  • by StringBlade (557322) on Thursday October 05, 2006 @06:16AM (#16318545) Journal
    Not only does it run faster than conventional memory, it's an anti-smoking chip: if it catches you smoking at the computer it infects your cigar/cigarette with itself [wikipedia.org]
  • Now this gives a whole new meaning to biological warfare, chip-targeting bioweapons on the rise.
     
  • What about the children?
    What if it becomes sentient?
    We would have:
    • A Cigarette That Spies!
    • Terrorist Tomato Plots!
    • Substitute Foods Made of Foam Rubber!

    No, wait, that last item already happened....
  • The first? (Score:3, Funny)

    by gmby (205626) on Thursday October 05, 2006 @06:38AM (#16318637)
    So is this the first analog computer virus?

    Your search - "analog computer virus" - did not match any documents.

    Looks like google agrees.
  • by Sir Homer (549339) on Thursday October 05, 2006 @06:49AM (#16318685)
    If the virus starts replicating, are they commiting copyright violation?

    How will the RIAA sue? I'm sure they will find a way.
  • It will come pre-loaded with viral material saving you the time and effort of gathering it yourself.
  • ...it's a feature! Although, doesn't Microsoft have a patent on calling a virus a product?
  • Like imagine accidently killing the memory while cleaning. Or the overclockers feeding their memory stuff to help it clone itself.
  • by ratherpedestrian (764909) on Thursday October 05, 2006 @07:19AM (#16318871)
    Chemical name of Dahlemense Strain of Tobacco Mosaic Virus is 3rd longest in English language, apparently (not sure I'd want to have a conversation with anyone who thinks this is really a valid English word, but anyway):

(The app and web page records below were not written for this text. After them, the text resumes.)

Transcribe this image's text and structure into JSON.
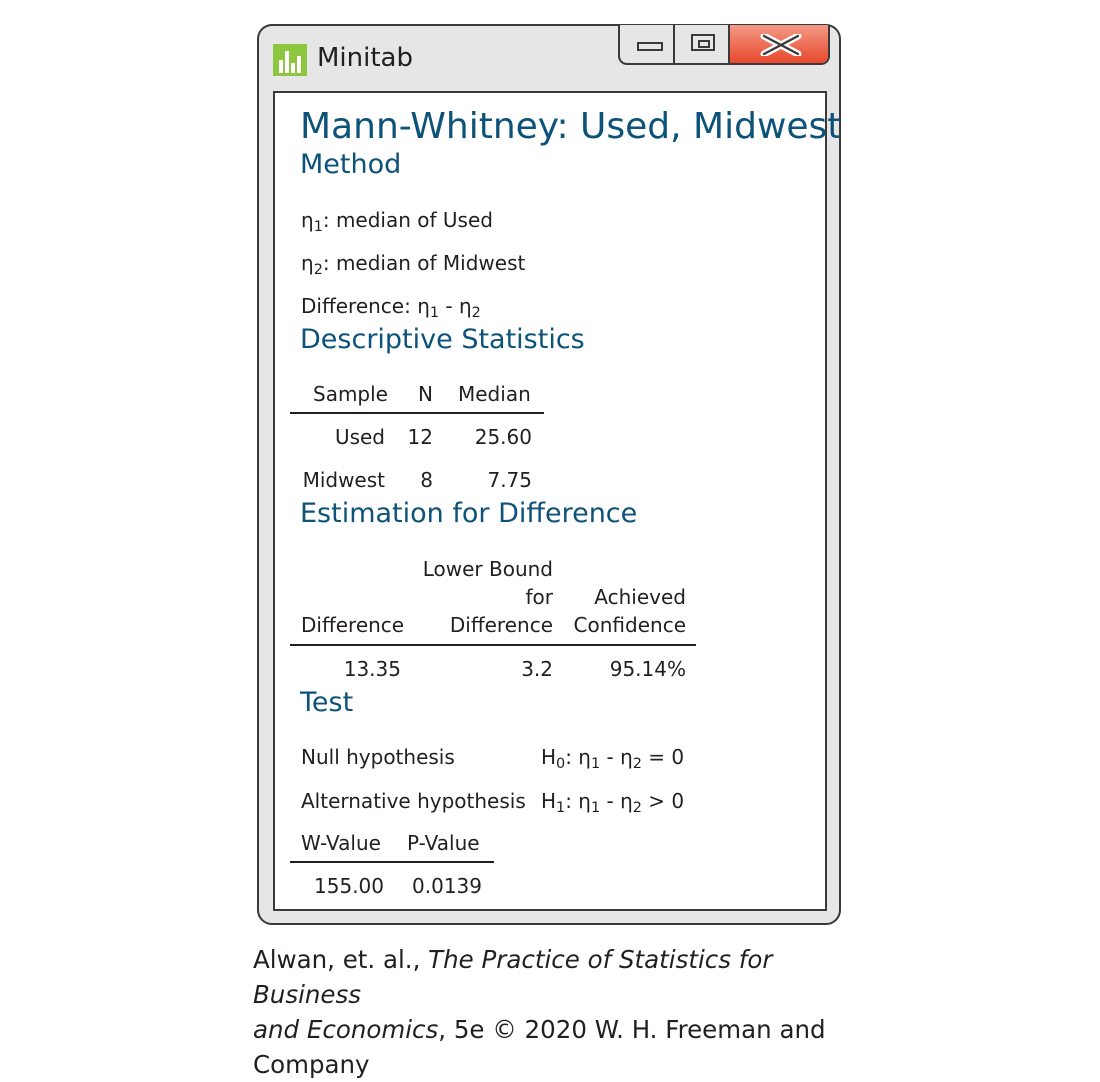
{
  "window": {
    "app_title": "Minitab",
    "app_icon": "minitab-bars-icon",
    "controls": {
      "minimize": "minimize-icon",
      "maximize": "maximize-icon",
      "close": "close-icon"
    },
    "colors": {
      "icon_green": "#8dc63f",
      "close_red": "#e7482c",
      "heading_blue": "#0c5279"
    }
  },
  "report": {
    "title": "Mann-Whitney: Used, Midwest",
    "method": {
      "heading": "Method",
      "eta1_prefix": "η",
      "eta1_sub": "1",
      "eta1_text": ": median of Used",
      "eta2_prefix": "η",
      "eta2_sub": "2",
      "eta2_text": ": median of Midwest",
      "difference_label": "Difference: η",
      "difference_sub1": "1",
      "difference_mid": " - η",
      "difference_sub2": "2"
    },
    "descriptive": {
      "heading": "Descriptive Statistics",
      "columns": [
        "Sample",
        "N",
        "Median"
      ],
      "rows": [
        [
          "Used",
          "12",
          "25.60"
        ],
        [
          "Midwest",
          "8",
          "7.75"
        ]
      ]
    },
    "estimation": {
      "heading": "Estimation for Difference",
      "col_difference": "Difference",
      "col_lower_line1": "Lower Bound",
      "col_lower_line2": "for",
      "col_lower_line3": "Difference",
      "col_achieved_line1": "Achieved",
      "col_achieved_line2": "Confidence",
      "row": [
        "13.35",
        "3.2",
        "95.14%"
      ]
    },
    "test": {
      "heading": "Test",
      "null_label": "Null hypothesis",
      "null_h": "H",
      "null_h_sub": "0",
      "null_colon": ": η",
      "null_sub1": "1",
      "null_mid": " - η",
      "null_sub2": "2",
      "null_tail": " = 0",
      "alt_label": "Alternative hypothesis",
      "alt_h": "H",
      "alt_h_sub": "1",
      "alt_colon": ": η",
      "alt_sub1": "1",
      "alt_mid": " - η",
      "alt_sub2": "2",
      "alt_tail": " > 0",
      "columns": [
        "W-Value",
        "P-Value"
      ],
      "row": [
        "155.00",
        "0.0139"
      ]
    }
  },
  "caption": {
    "authors": "Alwan, et. al., ",
    "book_title_part1": "The Practice of Statistics for Business",
    "book_title_part2": "and Economics",
    "edition_line1": ", 5e © 2020 W. H. Freeman and",
    "edition_line2": "Company"
  }
}
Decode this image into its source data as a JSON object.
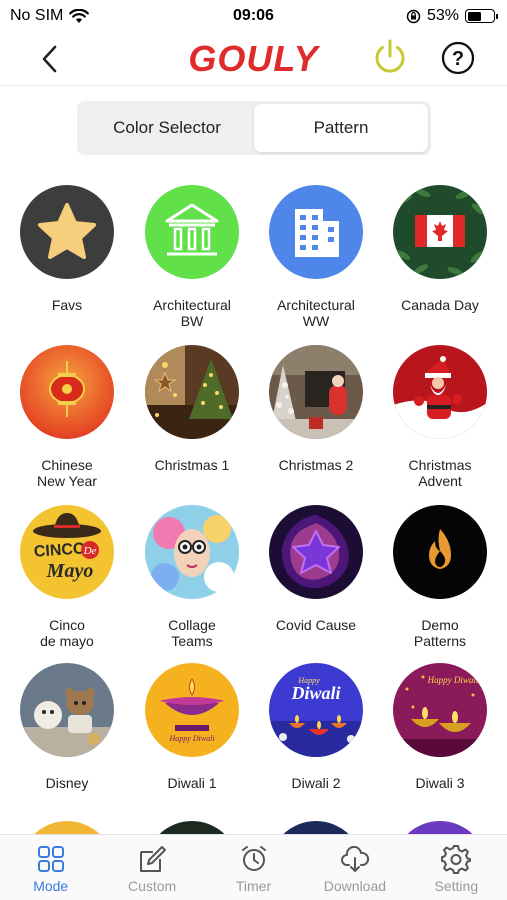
{
  "status_bar": {
    "carrier": "No SIM",
    "time": "09:06",
    "battery_percent": "53%",
    "battery_level": 0.53,
    "icons": [
      "wifi-icon",
      "orientation-lock-icon",
      "battery-icon"
    ]
  },
  "header": {
    "brand": "GOULY",
    "brand_color": "#e02b2b",
    "power_color": "#c8c832",
    "icons": [
      "chevron-left-icon",
      "power-icon",
      "help-icon"
    ]
  },
  "segmented": {
    "tabs": [
      {
        "label": "Color Selector",
        "active": false
      },
      {
        "label": "Pattern",
        "active": true
      }
    ]
  },
  "patterns": [
    {
      "label": "Favs"
    },
    {
      "label": "Architectural\nBW"
    },
    {
      "label": "Architectural\nWW"
    },
    {
      "label": "Canada Day"
    },
    {
      "label": "Chinese\nNew Year"
    },
    {
      "label": "Christmas 1"
    },
    {
      "label": "Christmas 2"
    },
    {
      "label": "Christmas\nAdvent"
    },
    {
      "label": "Cinco\nde mayo"
    },
    {
      "label": "Collage\nTeams"
    },
    {
      "label": "Covid Cause"
    },
    {
      "label": "Demo\nPatterns"
    },
    {
      "label": "Disney"
    },
    {
      "label": "Diwali 1"
    },
    {
      "label": "Diwali 2"
    },
    {
      "label": "Diwali 3"
    }
  ],
  "thumb_texts": {
    "cinco": "CINCO",
    "de": "De",
    "mayo": "Mayo",
    "diwali1": "Happy Diwali",
    "diwali2_happy": "Happy",
    "diwali2": "Diwali",
    "diwali3": "Happy Diwali"
  },
  "tabbar": {
    "active_color": "#3a7be0",
    "inactive_color": "#9a9a9a",
    "tabs": [
      {
        "label": "Mode",
        "icon": "grid-icon",
        "active": true
      },
      {
        "label": "Custom",
        "icon": "edit-icon",
        "active": false
      },
      {
        "label": "Timer",
        "icon": "alarm-clock-icon",
        "active": false
      },
      {
        "label": "Download",
        "icon": "cloud-download-icon",
        "active": false
      },
      {
        "label": "Setting",
        "icon": "gear-icon",
        "active": false
      }
    ]
  }
}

            acetylseryltyrosylserylisoleucylthreonylserylproly lserylglutaminyl-
            phenylalanylvalylphenylalanylleucylserylserylvalyl tryptophylalanyl-
            aspartylprolylisoleucylglutamylleucylleucylasparag inylvalylcysteinyl-
            threonylserylserylleucylglycylasparaginylglutaminy lphenylalanyl-
            glutaminylthreonylglutaminylglutaminylalanylarginy lthreonylthreonyl-
            glutaminylvalylglutaminylglutaminylphenylalanylser ylglutaminylvalyl-
            tryptophyllysylprolylphenylalanylprolylglutaminyls erylthreonylvalyl-
            arginylphenylalanylprolylglycylaspartylvalyltyrosy llysylvalyltyrosyl-
            arginyltyrosylasparaginylalanylvalylleucylaspartyl prolylleucylisoleucyl-
            threonylalanylleucylleucylglycylthreonylphenylalan ylaspartylthreonyl-
            arginylasparaginylarginylisoleucylisoleucylglutamy lvalylglutamyl-
            asparaginylglutaminylglutaminylserylprolylthreonyl threonylalanylglutamyl-
            threonylleucylaspartylalanylthreonylarginylarginyl valylaspartylaspartyl-
            alanylthreonylvalylalanylisoleucylarginylserylalan ylasparaginylisoleucyl-
            asparaginylleucylvalylasparaginylglutamylleucylval ylarginylglycyl-
            threonylglycylleucyltyrosylasparaginylglutaminylas paraginylthreonyl-
            phenylalanylglutamylserylmethionylserylglycylleucy lvalyltryptophyl-
            threonylserylalanylprolylalanylserine
  • by giafly (926567) on Thursday October 05, 2006 @07:39AM (#16318985)
    What will those crazy scientists bling next?
  • Temperature? (Score:2, Insightful)

    by Plutonite (999141)
    Even virus RNA and cell wall can disintegrate at high temps. Will my memory melt if the cooling is not perfect?
  • It's hard to imagine the Vorlons ever grooved to Ol' Dirty Bastard, but this could be one small step.

  • The problem with all these new super technologies is they rarely catch up in cost-performance to silicon. I usually hear of an idea liek this every month, but maybe one or two such technologies become commercial per decade.
  • Till this memory comes into play in standard PC's so i can install virus protection software on it. Irony!
  • Living? (Score:2, Funny)

    by Sienf (971571)
    Yeah, and what happens if people will reconsider that viruses might be living?

    Next thing we know, PETA will be protesting against using the poor buggers in transistors.
  • Computer viruses don't work like they used to.

"Someone's been mean to you! Tell me who it is, so I can punch him tastefully." -- Ralph Bakshi's Mighty Mouse

Working...